THE TASK - Your task is to copy every line below that contains the word "color".

(DATASET EXTRACT)

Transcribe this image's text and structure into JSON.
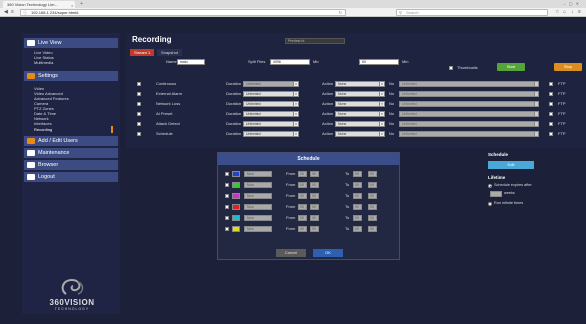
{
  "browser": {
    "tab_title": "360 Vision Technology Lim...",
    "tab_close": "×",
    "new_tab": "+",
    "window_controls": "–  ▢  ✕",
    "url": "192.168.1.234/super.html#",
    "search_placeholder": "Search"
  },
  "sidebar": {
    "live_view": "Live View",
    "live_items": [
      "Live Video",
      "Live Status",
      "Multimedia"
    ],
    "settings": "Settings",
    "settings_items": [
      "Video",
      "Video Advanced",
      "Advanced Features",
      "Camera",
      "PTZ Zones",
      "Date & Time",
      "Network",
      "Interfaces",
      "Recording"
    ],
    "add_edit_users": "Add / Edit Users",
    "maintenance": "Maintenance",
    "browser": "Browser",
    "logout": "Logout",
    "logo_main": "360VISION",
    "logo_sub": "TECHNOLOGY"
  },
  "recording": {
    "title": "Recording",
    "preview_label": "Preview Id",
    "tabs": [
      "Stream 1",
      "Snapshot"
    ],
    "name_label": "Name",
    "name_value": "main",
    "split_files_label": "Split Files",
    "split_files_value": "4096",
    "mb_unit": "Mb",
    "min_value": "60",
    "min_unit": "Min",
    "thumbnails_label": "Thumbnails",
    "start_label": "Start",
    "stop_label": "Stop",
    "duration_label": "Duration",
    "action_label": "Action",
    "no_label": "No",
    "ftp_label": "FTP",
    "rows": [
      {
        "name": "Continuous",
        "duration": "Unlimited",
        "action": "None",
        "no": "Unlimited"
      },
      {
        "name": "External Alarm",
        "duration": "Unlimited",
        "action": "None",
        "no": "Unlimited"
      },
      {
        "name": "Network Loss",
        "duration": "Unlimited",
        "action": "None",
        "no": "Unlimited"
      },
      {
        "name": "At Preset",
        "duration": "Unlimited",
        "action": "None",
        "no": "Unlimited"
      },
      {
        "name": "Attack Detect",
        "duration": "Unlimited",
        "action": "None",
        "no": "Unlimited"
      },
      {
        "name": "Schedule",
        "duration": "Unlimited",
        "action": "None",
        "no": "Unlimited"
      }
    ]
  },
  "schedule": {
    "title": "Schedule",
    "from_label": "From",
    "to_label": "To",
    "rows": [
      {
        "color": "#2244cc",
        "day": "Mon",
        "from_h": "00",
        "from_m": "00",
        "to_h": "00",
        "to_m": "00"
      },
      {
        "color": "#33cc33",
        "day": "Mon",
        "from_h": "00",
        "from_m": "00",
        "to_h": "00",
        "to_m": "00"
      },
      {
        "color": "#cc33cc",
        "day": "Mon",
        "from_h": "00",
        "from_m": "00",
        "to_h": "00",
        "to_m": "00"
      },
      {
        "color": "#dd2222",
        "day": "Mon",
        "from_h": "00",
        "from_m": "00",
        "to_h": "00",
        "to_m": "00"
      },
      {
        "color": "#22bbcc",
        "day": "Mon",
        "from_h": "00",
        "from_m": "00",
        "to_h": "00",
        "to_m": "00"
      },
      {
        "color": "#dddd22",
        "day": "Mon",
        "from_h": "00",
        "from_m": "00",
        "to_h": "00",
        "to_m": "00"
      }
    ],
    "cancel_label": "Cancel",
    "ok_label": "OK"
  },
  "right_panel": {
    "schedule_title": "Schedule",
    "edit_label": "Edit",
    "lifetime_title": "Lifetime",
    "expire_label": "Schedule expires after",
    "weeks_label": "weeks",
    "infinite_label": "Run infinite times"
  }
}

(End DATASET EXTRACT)

COMPLETED TASK -
        "color": "#2244cc",
        "color": "#33cc33",
        "color": "#cc33cc",
        "color": "#dd2222",
        "color": "#22bbcc",
        "color": "#dddd22",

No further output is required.